▶ Assignment:
Your job is to copy all the entries precisely as they stand.

▶ Input material:
________

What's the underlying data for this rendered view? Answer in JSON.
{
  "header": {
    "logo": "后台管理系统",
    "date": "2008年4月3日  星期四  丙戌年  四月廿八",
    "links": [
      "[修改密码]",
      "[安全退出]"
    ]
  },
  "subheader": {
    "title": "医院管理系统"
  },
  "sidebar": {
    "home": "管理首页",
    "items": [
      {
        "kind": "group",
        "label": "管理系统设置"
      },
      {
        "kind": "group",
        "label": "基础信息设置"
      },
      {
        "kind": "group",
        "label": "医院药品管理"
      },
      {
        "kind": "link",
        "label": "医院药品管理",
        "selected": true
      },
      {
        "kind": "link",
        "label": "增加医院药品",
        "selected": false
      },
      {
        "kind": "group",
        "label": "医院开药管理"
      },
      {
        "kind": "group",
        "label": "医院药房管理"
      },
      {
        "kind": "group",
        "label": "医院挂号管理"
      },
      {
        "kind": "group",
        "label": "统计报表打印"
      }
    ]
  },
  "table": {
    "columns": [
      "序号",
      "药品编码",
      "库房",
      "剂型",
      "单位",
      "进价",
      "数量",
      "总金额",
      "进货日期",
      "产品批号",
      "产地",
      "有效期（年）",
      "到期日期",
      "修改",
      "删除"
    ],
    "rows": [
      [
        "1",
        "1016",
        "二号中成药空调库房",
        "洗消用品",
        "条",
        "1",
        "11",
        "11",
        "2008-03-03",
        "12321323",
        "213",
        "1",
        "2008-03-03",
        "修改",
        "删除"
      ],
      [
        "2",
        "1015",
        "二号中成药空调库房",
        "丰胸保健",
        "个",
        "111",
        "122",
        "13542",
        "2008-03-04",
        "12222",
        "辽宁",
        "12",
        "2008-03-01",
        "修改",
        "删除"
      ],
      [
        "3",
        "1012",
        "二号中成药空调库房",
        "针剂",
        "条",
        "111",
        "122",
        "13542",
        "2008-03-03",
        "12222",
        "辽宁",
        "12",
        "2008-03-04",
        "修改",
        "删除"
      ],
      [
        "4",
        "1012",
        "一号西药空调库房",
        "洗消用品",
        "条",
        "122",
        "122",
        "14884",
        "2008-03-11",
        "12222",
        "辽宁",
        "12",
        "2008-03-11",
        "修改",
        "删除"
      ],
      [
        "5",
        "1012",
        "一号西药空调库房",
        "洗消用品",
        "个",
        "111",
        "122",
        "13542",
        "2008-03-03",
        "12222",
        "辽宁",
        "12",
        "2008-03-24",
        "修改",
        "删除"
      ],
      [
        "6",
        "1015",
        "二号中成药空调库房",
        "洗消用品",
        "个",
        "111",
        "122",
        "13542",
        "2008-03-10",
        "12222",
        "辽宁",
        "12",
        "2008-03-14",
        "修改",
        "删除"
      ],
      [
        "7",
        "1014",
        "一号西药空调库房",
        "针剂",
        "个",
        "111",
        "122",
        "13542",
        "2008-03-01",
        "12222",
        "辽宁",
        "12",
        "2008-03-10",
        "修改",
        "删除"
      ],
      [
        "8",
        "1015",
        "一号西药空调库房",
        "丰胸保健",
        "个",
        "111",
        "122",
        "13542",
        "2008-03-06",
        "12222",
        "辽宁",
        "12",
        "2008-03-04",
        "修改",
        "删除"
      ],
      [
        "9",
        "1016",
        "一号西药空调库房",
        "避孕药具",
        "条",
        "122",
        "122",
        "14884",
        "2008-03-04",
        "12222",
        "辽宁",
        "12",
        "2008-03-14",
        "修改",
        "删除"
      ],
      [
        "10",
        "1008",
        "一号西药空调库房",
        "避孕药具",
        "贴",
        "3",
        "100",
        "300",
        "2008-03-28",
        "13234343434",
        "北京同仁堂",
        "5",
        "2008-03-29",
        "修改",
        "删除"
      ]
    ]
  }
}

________

▶ Solution for this task:
What's the underlying data for this rendered view? Answer in JSON.
{
  "header": {
    "logo": "后台管理系统",
    "date": "2008年4月3日  星期四  丙戌年  四月廿八",
    "links": [
      "[修改密码]",
      "[安全退出]"
    ]
  },
  "subheader": {
    "title": "医院管理系统"
  },
  "sidebar": {
    "home": "管理首页",
    "items": [
      {
        "kind": "group",
        "label": "管理系统设置"
      },
      {
        "kind": "group",
        "label": "基础信息设置"
      },
      {
        "kind": "group",
        "label": "医院药品管理"
      },
      {
        "kind": "link",
        "label": "医院药品管理",
        "selected": true
      },
      {
        "kind": "link",
        "label": "增加医院药品",
        "selected": false
      },
      {
        "kind": "group",
        "label": "医院开药管理"
      },
      {
        "kind": "group",
        "label": "医院药房管理"
      },
      {
        "kind": "group",
        "label": "医院挂号管理"
      },
      {
        "kind": "group",
        "label": "统计报表打印"
      }
    ]
  },
  "table": {
    "columns": [
      "序号",
      "药品编码",
      "库房",
      "剂型",
      "单位",
      "进价",
      "数量",
      "总金额",
      "进货日期",
      "产品批号",
      "产地",
      "有效期（年）",
      "到期日期",
      "修改",
      "删除"
    ],
    "rows": [
      [
        "1",
        "1016",
        "二号中成药空调库房",
        "洗消用品",
        "条",
        "1",
        "11",
        "11",
        "2008-03-03",
        "12321323",
        "213",
        "1",
        "2008-03-03",
        "修改",
        "删除"
      ],
      [
        "2",
        "1015",
        "二号中成药空调库房",
        "丰胸保健",
        "个",
        "111",
        "122",
        "13542",
        "2008-03-04",
        "12222",
        "辽宁",
        "12",
        "2008-03-01",
        "修改",
        "删除"
      ],
      [
        "3",
        "1012",
        "二号中成药空调库房",
        "针剂",
        "条",
        "111",
        "122",
        "13542",
        "2008-03-03",
        "12222",
        "辽宁",
        "12",
        "2008-03-04",
        "修改",
        "删除"
      ],
      [
        "4",
        "1012",
        "一号西药空调库房",
        "洗消用品",
        "条",
        "122",
        "122",
        "14884",
        "2008-03-11",
        "12222",
        "辽宁",
        "12",
        "2008-03-11",
        "修改",
        "删除"
      ],
      [
        "5",
        "1012",
        "一号西药空调库房",
        "洗消用品",
        "个",
        "111",
        "122",
        "13542",
        "2008-03-03",
        "12222",
        "辽宁",
        "12",
        "2008-03-24",
        "修改",
        "删除"
      ],
      [
        "6",
        "1015",
        "二号中成药空调库房",
        "洗消用品",
        "个",
        "111",
        "122",
        "13542",
        "2008-03-10",
        "12222",
        "辽宁",
        "12",
        "2008-03-14",
        "修改",
        "删除"
      ],
      [
        "7",
        "1014",
        "一号西药空调库房",
        "针剂",
        "个",
        "111",
        "122",
        "13542",
        "2008-03-01",
        "12222",
        "辽宁",
        "12",
        "2008-03-10",
        "修改",
        "删除"
      ],
      [
        "8",
        "1015",
        "一号西药空调库房",
        "丰胸保健",
        "个",
        "111",
        "122",
        "13542",
        "2008-03-06",
        "12222",
        "辽宁",
        "12",
        "2008-03-04",
        "修改",
        "删除"
      ],
      [
        "9",
        "1016",
        "一号西药空调库房",
        "避孕药具",
        "条",
        "122",
        "122",
        "14884",
        "2008-03-04",
        "12222",
        "辽宁",
        "12",
        "2008-03-14",
        "修改",
        "删除"
      ],
      [
        "10",
        "1008",
        "一号西药空调库房",
        "避孕药具",
        "贴",
        "3",
        "100",
        "300",
        "2008-03-28",
        "13234343434",
        "北京同仁堂",
        "5",
        "2008-03-29",
        "修改",
        "删除"
      ]
    ]
  }
}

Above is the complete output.